> _Information supplied_:
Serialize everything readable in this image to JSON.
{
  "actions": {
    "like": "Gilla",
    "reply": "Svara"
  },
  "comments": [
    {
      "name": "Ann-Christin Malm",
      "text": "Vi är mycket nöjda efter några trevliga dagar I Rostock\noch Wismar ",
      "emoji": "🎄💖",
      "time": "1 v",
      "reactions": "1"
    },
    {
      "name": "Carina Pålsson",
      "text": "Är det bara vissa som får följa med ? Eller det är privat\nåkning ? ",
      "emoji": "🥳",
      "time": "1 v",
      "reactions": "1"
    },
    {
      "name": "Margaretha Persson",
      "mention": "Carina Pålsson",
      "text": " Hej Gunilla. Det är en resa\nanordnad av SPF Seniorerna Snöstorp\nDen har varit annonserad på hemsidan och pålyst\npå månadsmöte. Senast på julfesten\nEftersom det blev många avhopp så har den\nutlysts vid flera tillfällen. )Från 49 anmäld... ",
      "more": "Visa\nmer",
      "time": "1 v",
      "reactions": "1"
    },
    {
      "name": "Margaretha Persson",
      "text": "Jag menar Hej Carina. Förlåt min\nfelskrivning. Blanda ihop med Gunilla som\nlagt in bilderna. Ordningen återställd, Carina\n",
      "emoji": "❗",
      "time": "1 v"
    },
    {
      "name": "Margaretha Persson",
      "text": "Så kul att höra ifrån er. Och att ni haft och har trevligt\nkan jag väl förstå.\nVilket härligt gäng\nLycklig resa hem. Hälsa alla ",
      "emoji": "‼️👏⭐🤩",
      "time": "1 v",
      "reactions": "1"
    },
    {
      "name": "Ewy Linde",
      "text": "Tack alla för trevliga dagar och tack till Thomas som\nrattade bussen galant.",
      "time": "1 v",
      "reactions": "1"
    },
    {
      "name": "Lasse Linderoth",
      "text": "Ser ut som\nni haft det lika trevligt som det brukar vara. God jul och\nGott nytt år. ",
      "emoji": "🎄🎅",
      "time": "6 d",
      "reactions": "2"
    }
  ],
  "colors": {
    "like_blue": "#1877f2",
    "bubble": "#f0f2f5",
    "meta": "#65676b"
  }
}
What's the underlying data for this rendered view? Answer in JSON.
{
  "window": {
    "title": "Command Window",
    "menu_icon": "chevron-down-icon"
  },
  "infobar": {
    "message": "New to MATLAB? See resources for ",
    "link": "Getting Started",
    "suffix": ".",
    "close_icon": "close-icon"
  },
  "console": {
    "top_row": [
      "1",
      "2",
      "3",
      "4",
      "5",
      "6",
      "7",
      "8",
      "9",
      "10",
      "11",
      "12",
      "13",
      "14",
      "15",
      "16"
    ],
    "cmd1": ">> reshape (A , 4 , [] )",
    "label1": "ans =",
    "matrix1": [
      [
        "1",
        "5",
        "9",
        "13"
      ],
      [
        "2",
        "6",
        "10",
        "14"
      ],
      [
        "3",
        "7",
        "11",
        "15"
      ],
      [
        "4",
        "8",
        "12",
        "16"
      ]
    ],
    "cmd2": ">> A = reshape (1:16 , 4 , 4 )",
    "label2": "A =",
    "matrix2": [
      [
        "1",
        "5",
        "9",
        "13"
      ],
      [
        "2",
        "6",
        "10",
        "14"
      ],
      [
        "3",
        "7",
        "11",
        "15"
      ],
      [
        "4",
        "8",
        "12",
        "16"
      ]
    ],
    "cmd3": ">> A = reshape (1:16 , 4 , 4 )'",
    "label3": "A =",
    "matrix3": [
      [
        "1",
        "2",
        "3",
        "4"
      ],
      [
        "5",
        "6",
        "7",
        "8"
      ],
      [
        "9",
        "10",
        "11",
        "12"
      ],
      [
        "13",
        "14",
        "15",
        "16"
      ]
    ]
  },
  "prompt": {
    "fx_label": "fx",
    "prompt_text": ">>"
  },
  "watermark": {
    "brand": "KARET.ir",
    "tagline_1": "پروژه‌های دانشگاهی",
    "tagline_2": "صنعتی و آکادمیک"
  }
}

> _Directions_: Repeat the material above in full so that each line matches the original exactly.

> _Answer to the exercise_:
Serialize everything readable in this image to JSON.
{
  "actions": {
    "like": "Gilla",
    "reply": "Svara"
  },
  "comments": [
    {
      "name": "Ann-Christin Malm",
      "text": "Vi är mycket nöjda efter några trevliga dagar I Rostock\noch Wismar ",
      "emoji": "🎄💖",
      "time": "1 v",
      "reactions": "1"
    },
    {
      "name": "Carina Pålsson",
      "text": "Är det bara vissa som får följa med ? Eller det är privat\nåkning ? ",
      "emoji": "🥳",
      "time": "1 v",
      "reactions": "1"
    },
    {
      "name": "Margaretha Persson",
      "mention": "Carina Pålsson",
      "text": " Hej Gunilla. Det är en resa\nanordnad av SPF Seniorerna Snöstorp\nDen har varit annonserad på hemsidan och pålyst\npå månadsmöte. Senast på julfesten\nEftersom det blev många avhopp så har den\nutlysts vid flera tillfällen. )Från 49 anmäld... ",
      "more": "Visa\nmer",
      "time": "1 v",
      "reactions": "1"
    },
    {
      "name": "Margaretha Persson",
      "text": "Jag menar Hej Carina. Förlåt min\nfelskrivning. Blanda ihop med Gunilla som\nlagt in bilderna. Ordningen återställd, Carina\n",
      "emoji": "❗",
      "time": "1 v"
    },
    {
      "name": "Margaretha Persson",
      "text": "Så kul att höra ifrån er. Och att ni haft och har trevligt\nkan jag väl förstå.\nVilket härligt gäng\nLycklig resa hem. Hälsa alla ",
      "emoji": "‼️👏⭐🤩",
      "time": "1 v",
      "reactions": "1"
    },
    {
      "name": "Ewy Linde",
      "text": "Tack alla för trevliga dagar och tack till Thomas som\nrattade bussen galant.",
      "time": "1 v",
      "reactions": "1"
    },
    {
      "name": "Lasse Linderoth",
      "text": "Ser ut som\nni haft det lika trevligt som det brukar vara. God jul och\nGott nytt år. ",
      "emoji": "🎄🎅",
      "time": "6 d",
      "reactions": "2"
    }
  ],
  "colors": {
    "like_blue": "#1877f2",
    "bubble": "#f0f2f5",
    "meta": "#65676b"
  }
}
What's the underlying data for this rendered view? Answer in JSON.
{
  "window": {
    "title": "Command Window",
    "menu_icon": "chevron-down-icon"
  },
  "infobar": {
    "message": "New to MATLAB? See resources for ",
    "link": "Getting Started",
    "suffix": ".",
    "close_icon": "close-icon"
  },
  "console": {
    "top_row": [
      "1",
      "2",
      "3",
      "4",
      "5",
      "6",
      "7",
      "8",
      "9",
      "10",
      "11",
      "12",
      "13",
      "14",
      "15",
      "16"
    ],
    "cmd1": ">> reshape (A , 4 , [] )",
    "label1": "ans =",
    "matrix1": [
      [
        "1",
        "5",
        "9",
        "13"
      ],
      [
        "2",
        "6",
        "10",
        "14"
      ],
      [
        "3",
        "7",
        "11",
        "15"
      ],
      [
        "4",
        "8",
        "12",
        "16"
      ]
    ],
    "cmd2": ">> A = reshape (1:16 , 4 , 4 )",
    "label2": "A =",
    "matrix2": [
      [
        "1",
        "5",
        "9",
        "13"
      ],
      [
        "2",
        "6",
        "10",
        "14"
      ],
      [
        "3",
        "7",
        "11",
        "15"
      ],
      [
        "4",
        "8",
        "12",
        "16"
      ]
    ],
    "cmd3": ">> A = reshape (1:16 , 4 , 4 )'",
    "label3": "A =",
    "matrix3": [
      [
        "1",
        "2",
        "3",
        "4"
      ],
      [
        "5",
        "6",
        "7",
        "8"
      ],
      [
        "9",
        "10",
        "11",
        "12"
      ],
      [
        "13",
        "14",
        "15",
        "16"
      ]
    ]
  },
  "prompt": {
    "fx_label": "fx",
    "prompt_text": ">>"
  },
  "watermark": {
    "brand": "KARET.ir",
    "tagline_1": "پروژه‌های دانشگاهی",
    "tagline_2": "صنعتی و آکادمیک"
  }
}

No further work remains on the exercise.